Even when their music exists outside of time and space, certain musicians become inseparable from the places they lived. Lou Reed was New York. Édith Piaf was Paris. Prince was Minneapolis.
For Vogue, writer Rebecca Bengal and photographer Alec Soth search Minneapolis for the houses where Prince lived or that he somehow touched during his life. Bengal talks to the man who owns the house where Prince recorded Dirty Mind. She talks to a fan who moved from Japan and saw hundreds of intimate small club shows. The woman who owns the house where Prince’s teenage band practiced put it best: “This is where greatness came from.”

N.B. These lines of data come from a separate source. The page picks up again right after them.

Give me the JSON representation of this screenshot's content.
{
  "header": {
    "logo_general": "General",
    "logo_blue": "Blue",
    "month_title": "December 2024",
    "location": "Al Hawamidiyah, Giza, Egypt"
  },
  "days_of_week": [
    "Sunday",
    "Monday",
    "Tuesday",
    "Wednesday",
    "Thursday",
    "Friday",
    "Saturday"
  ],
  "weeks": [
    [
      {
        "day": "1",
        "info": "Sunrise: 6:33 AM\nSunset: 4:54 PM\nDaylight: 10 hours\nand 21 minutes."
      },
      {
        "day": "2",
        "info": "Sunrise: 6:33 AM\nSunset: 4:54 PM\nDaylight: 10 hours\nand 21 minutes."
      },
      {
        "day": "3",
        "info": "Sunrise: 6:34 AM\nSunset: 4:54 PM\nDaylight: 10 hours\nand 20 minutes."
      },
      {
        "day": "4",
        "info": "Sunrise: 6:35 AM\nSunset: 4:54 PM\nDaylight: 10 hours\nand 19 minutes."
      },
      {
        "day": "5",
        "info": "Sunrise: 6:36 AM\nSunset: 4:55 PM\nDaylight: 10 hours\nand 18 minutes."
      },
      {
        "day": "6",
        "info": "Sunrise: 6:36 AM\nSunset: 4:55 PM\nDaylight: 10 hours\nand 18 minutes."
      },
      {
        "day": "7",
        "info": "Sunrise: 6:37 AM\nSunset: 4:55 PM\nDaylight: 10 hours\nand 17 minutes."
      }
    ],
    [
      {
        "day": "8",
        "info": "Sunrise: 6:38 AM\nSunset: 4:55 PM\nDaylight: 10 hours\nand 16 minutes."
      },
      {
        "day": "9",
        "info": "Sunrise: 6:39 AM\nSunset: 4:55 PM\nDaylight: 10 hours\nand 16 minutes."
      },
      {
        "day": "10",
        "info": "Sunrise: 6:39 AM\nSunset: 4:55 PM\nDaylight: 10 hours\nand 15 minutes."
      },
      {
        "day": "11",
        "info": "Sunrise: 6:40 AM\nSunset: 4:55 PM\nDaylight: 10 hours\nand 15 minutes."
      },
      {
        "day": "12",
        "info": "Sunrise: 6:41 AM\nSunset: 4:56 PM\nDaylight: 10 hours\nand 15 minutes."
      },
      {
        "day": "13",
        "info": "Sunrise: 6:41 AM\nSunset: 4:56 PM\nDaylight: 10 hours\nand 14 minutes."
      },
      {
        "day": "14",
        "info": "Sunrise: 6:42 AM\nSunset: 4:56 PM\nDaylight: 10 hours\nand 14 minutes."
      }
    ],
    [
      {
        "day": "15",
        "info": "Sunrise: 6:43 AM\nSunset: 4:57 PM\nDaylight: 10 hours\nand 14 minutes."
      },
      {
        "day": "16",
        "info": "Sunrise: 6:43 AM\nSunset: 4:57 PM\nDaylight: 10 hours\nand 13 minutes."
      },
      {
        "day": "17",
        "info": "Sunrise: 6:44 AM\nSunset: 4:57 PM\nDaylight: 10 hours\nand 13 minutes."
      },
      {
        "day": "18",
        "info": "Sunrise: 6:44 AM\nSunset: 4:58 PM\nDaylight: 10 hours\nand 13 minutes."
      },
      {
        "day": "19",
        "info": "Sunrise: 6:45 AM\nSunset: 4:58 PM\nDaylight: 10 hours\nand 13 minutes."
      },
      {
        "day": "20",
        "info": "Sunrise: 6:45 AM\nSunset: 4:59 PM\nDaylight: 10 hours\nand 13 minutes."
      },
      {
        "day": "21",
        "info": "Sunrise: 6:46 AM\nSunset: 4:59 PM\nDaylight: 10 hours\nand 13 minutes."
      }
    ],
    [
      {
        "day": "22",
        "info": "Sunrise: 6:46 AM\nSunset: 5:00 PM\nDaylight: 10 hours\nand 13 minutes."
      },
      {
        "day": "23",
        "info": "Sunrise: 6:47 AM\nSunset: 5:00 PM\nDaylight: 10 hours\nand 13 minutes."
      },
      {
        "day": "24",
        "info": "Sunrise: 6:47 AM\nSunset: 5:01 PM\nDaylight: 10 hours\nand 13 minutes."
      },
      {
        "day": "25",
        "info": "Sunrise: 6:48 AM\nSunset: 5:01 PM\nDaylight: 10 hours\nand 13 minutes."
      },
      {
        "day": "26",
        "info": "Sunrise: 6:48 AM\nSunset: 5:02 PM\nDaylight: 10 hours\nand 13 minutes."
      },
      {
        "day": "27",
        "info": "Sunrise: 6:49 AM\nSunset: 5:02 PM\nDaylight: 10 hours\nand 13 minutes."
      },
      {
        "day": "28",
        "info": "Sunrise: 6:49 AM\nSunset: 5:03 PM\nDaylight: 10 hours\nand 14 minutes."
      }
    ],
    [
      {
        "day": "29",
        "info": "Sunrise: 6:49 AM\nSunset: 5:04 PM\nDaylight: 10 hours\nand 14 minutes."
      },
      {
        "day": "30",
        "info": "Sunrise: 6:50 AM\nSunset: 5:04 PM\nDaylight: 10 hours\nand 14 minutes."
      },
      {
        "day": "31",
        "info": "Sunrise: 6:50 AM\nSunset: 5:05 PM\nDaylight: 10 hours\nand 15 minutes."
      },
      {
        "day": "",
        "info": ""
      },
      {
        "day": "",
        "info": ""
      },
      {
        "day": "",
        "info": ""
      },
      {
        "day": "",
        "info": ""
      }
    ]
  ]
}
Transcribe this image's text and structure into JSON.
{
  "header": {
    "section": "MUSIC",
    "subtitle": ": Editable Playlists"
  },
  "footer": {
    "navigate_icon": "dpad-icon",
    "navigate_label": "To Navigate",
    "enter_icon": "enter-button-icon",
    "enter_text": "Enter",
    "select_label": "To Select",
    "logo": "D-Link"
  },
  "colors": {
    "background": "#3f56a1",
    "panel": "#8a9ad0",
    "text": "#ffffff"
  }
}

When she came back to north Minneapolis to look at the house she didn’t recognize the address. “When we were teenagers, we didn’t know it by the house number,” she said. “We just knew it was the Anderson house. We could close our eyes and find it by following the music.” They used the side door, heading straight for the basement, where a teenage Prince Rogers Nelson would be jamming with his best friends, André Anderson now known as André Cymone and Morris Day, in their early bands Grand Central and Champagne (later Shampayne). They played one of their first paying gigs at a church around the corner, for which they each earned $3. When Prince was kicked out of his father’s house, Mrs. Anderson, who had six kids of her own, took him in. “Prince was already so focused, so serious,” Robin said. “He could go really deep and then he’d hit those high notes. Our friends called him ‘Gazoo,’ like from The Flintstones, ’cause he’d wear this white space suit–type suit, bell-bottoms, and high-heel platforms—and then he had this big Afro.”
“You see down the street?” She pointed through her kitchen window. “We would sit on that corner there on Plymouth in our pink foam hair curlers and wait for the go-ahead so we could come over and be groupies and watch them practice. It was okay to be a groupie! It was part of our culture. We were north-siders and so were they.”